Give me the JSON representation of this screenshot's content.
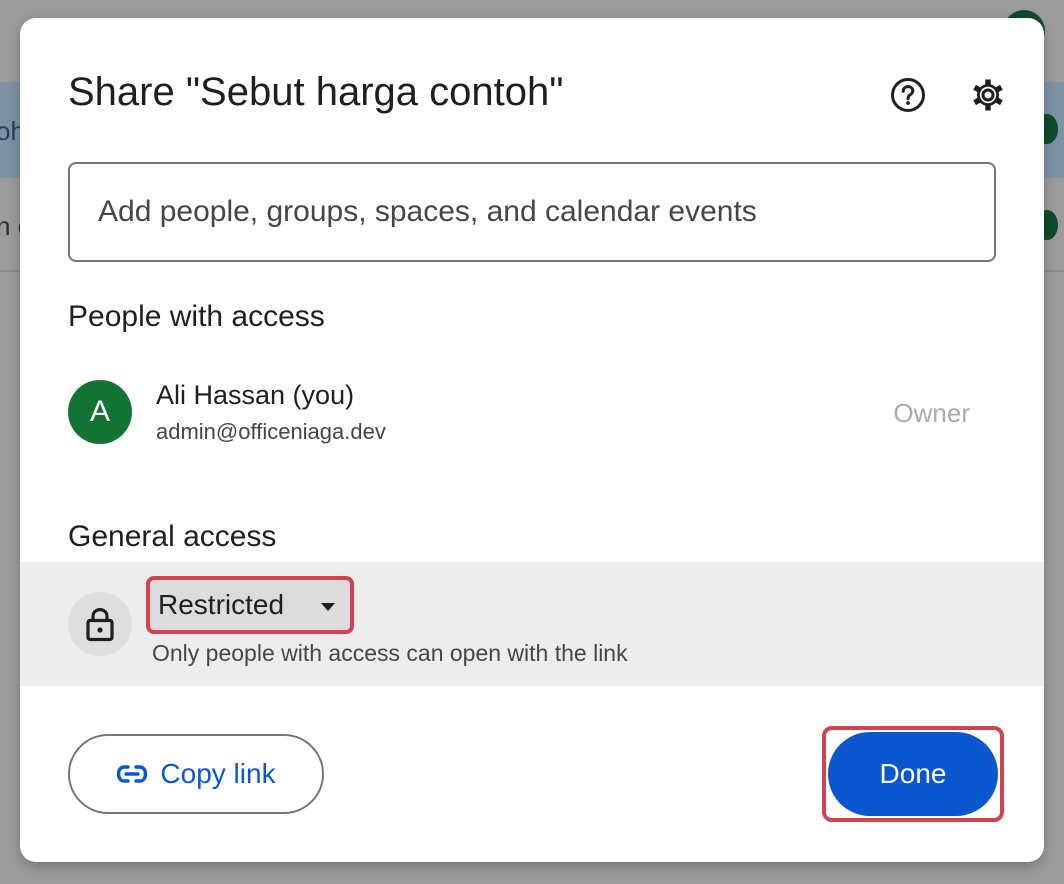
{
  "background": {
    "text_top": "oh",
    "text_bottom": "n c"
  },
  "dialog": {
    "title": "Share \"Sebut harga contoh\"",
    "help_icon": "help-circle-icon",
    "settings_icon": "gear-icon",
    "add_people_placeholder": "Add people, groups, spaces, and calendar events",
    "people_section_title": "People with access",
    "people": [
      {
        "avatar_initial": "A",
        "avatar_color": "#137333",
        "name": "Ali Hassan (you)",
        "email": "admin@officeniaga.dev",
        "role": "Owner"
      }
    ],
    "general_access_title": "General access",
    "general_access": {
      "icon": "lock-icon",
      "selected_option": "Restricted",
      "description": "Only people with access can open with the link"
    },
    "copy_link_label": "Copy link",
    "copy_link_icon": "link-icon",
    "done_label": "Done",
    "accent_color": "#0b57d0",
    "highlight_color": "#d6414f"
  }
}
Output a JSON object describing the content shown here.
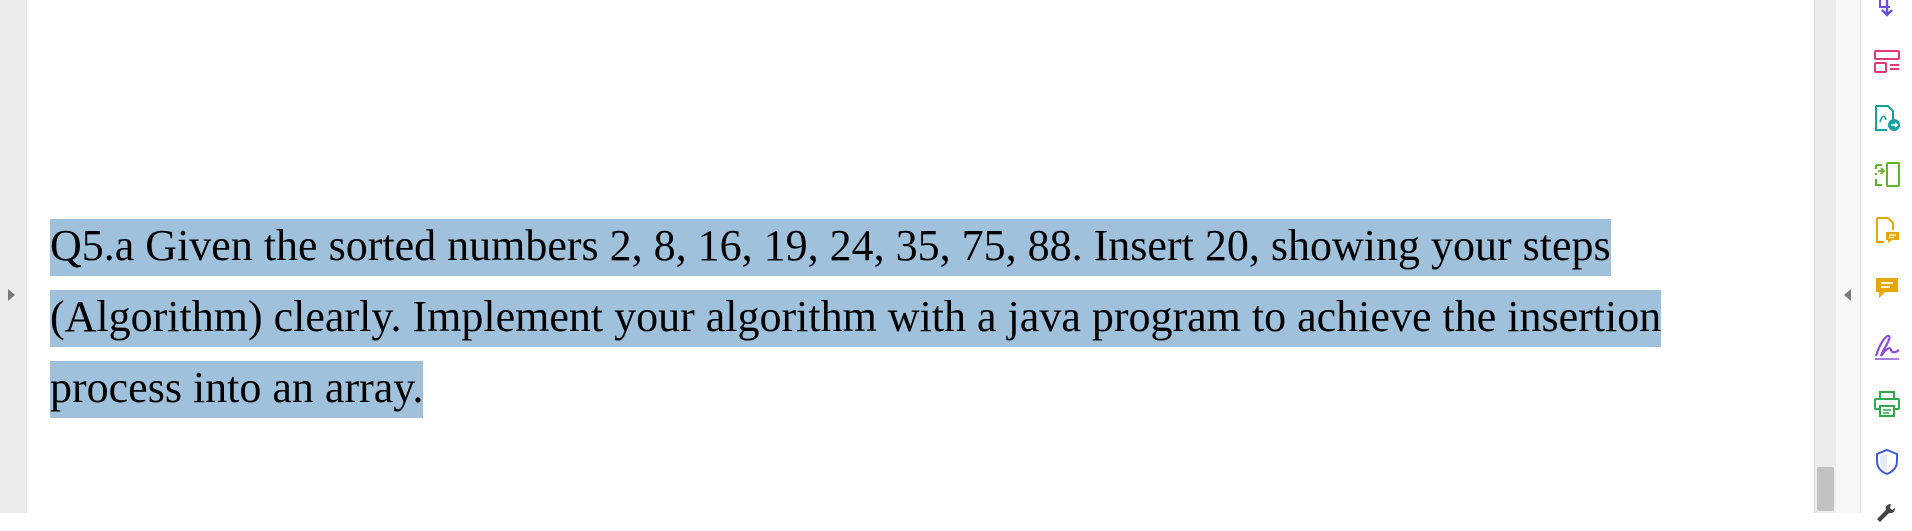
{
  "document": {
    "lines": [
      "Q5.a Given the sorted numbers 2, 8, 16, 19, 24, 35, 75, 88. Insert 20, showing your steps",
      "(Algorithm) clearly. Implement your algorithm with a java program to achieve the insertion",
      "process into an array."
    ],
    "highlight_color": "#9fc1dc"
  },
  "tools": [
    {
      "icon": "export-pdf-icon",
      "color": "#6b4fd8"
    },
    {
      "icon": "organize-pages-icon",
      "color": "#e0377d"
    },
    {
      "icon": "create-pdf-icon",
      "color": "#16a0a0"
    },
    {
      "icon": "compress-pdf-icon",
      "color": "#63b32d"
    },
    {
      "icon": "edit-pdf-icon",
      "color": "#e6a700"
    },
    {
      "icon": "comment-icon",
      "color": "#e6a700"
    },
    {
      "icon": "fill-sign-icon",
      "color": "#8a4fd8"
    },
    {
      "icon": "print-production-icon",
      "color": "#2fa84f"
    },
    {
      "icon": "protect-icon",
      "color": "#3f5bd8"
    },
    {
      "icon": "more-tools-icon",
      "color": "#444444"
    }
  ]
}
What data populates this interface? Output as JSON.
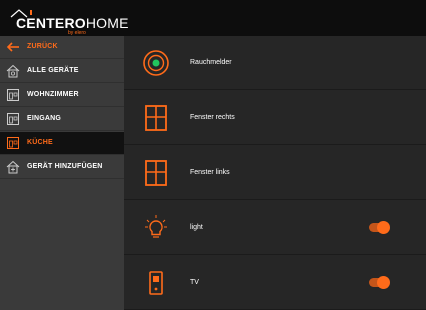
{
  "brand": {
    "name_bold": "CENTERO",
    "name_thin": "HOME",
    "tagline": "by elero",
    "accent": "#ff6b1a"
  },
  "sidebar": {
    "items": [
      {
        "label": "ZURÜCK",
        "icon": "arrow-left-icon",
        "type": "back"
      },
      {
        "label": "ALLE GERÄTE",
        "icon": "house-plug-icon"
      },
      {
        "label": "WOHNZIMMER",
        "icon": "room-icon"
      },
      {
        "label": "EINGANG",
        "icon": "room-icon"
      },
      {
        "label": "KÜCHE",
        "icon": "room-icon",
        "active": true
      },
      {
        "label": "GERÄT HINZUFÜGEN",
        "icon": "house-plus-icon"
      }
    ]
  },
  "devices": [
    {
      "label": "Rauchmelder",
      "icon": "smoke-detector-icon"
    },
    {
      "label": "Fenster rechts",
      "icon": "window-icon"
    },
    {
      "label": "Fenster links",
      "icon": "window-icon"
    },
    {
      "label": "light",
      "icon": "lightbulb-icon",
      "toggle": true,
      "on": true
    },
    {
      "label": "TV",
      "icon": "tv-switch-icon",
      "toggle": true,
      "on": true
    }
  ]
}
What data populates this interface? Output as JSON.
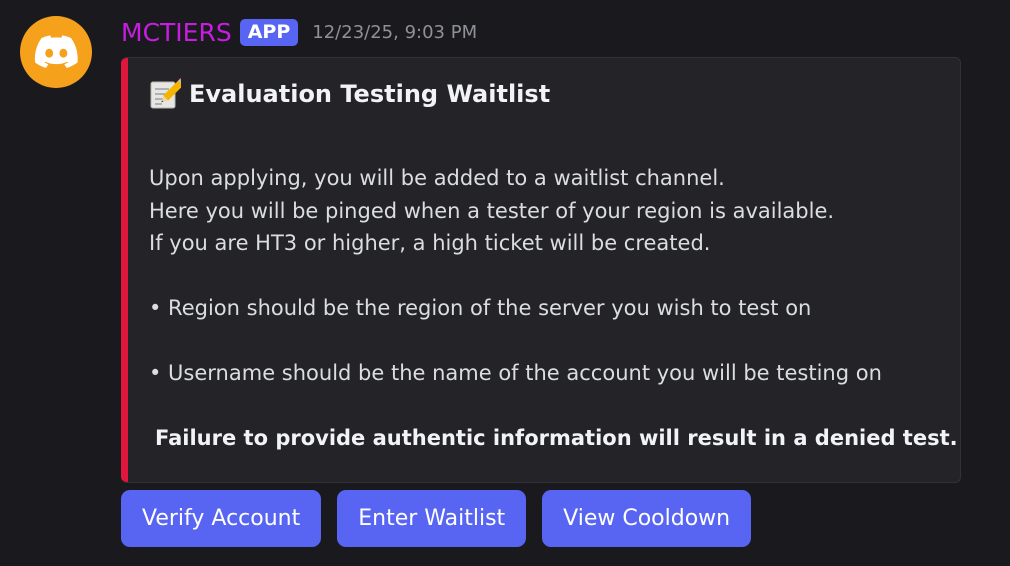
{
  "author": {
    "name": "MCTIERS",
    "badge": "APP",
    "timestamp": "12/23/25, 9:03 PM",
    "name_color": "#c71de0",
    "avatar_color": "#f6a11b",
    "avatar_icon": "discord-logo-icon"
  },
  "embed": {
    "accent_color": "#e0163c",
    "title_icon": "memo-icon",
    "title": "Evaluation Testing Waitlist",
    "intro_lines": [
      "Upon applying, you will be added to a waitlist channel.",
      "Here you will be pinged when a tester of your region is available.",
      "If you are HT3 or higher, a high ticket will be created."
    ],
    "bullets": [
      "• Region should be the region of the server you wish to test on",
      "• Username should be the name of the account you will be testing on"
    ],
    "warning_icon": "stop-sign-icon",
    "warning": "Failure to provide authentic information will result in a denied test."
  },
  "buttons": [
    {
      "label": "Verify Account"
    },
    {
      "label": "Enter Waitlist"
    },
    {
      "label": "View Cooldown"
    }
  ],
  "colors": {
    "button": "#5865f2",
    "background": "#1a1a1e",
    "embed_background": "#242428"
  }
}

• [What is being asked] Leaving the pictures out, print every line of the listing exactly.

• [Problem solution]
Give me the JSON representation of this screenshot's content.
{
  "background": {
    "text_top": "oh",
    "text_bottom": "n c"
  },
  "dialog": {
    "title": "Share \"Sebut harga contoh\"",
    "help_icon": "help-circle-icon",
    "settings_icon": "gear-icon",
    "add_people_placeholder": "Add people, groups, spaces, and calendar events",
    "people_section_title": "People with access",
    "people": [
      {
        "avatar_initial": "A",
        "avatar_color": "#137333",
        "name": "Ali Hassan (you)",
        "email": "admin@officeniaga.dev",
        "role": "Owner"
      }
    ],
    "general_access_title": "General access",
    "general_access": {
      "icon": "lock-icon",
      "selected_option": "Restricted",
      "description": "Only people with access can open with the link"
    },
    "copy_link_label": "Copy link",
    "copy_link_icon": "link-icon",
    "done_label": "Done",
    "accent_color": "#0b57d0",
    "highlight_color": "#d6414f"
  }
}
Output a JSON object describing the content shown here.
{
  "document": {
    "lines": [
      "Q5.a Given the sorted numbers 2, 8, 16, 19, 24, 35, 75, 88. Insert 20, showing your steps",
      "(Algorithm) clearly. Implement your algorithm with a java program to achieve the insertion",
      "process into an array."
    ],
    "highlight_color": "#9fc1dc"
  },
  "tools": [
    {
      "icon": "export-pdf-icon",
      "color": "#6b4fd8"
    },
    {
      "icon": "organize-pages-icon",
      "color": "#e0377d"
    },
    {
      "icon": "create-pdf-icon",
      "color": "#16a0a0"
    },
    {
      "icon": "compress-pdf-icon",
      "color": "#63b32d"
    },
    {
      "icon": "edit-pdf-icon",
      "color": "#e6a700"
    },
    {
      "icon": "comment-icon",
      "color": "#e6a700"
    },
    {
      "icon": "fill-sign-icon",
      "color": "#8a4fd8"
    },
    {
      "icon": "print-production-icon",
      "color": "#2fa84f"
    },
    {
      "icon": "protect-icon",
      "color": "#3f5bd8"
    },
    {
      "icon": "more-tools-icon",
      "color": "#444444"
    }
  ]
}
What data populates this interface? Output as JSON.
{
  "brand": {
    "name_bold": "CENTERO",
    "name_thin": "HOME",
    "tagline": "by elero",
    "accent": "#ff6b1a"
  },
  "sidebar": {
    "items": [
      {
        "label": "ZURÜCK",
        "icon": "arrow-left-icon",
        "type": "back"
      },
      {
        "label": "ALLE GERÄTE",
        "icon": "house-plug-icon"
      },
      {
        "label": "WOHNZIMMER",
        "icon": "room-icon"
      },
      {
        "label": "EINGANG",
        "icon": "room-icon"
      },
      {
        "label": "KÜCHE",
        "icon": "room-icon",
        "active": true
      },
      {
        "label": "GERÄT HINZUFÜGEN",
        "icon": "house-plus-icon"
      }
    ]
  },
  "devices": [
    {
      "label": "Rauchmelder",
      "icon": "smoke-detector-icon"
    },
    {
      "label": "Fenster rechts",
      "icon": "window-icon"
    },
    {
      "label": "Fenster links",
      "icon": "window-icon"
    },
    {
      "label": "light",
      "icon": "lightbulb-icon",
      "toggle": true,
      "on": true
    },
    {
      "label": "TV",
      "icon": "tv-switch-icon",
      "toggle": true,
      "on": true
    }
  ]
}
What data populates this interface? Output as JSON.
{
  "author": {
    "name": "MCTIERS",
    "badge": "APP",
    "timestamp": "12/23/25, 9:03 PM",
    "name_color": "#c71de0",
    "avatar_color": "#f6a11b",
    "avatar_icon": "discord-logo-icon"
  },
  "embed": {
    "accent_color": "#e0163c",
    "title_icon": "memo-icon",
    "title": "Evaluation Testing Waitlist",
    "intro_lines": [
      "Upon applying, you will be added to a waitlist channel.",
      "Here you will be pinged when a tester of your region is available.",
      "If you are HT3 or higher, a high ticket will be created."
    ],
    "bullets": [
      "• Region should be the region of the server you wish to test on",
      "• Username should be the name of the account you will be testing on"
    ],
    "warning_icon": "stop-sign-icon",
    "warning": "Failure to provide authentic information will result in a denied test."
  },
  "buttons": [
    {
      "label": "Verify Account"
    },
    {
      "label": "Enter Waitlist"
    },
    {
      "label": "View Cooldown"
    }
  ],
  "colors": {
    "button": "#5865f2",
    "background": "#1a1a1e",
    "embed_background": "#242428"
  }
}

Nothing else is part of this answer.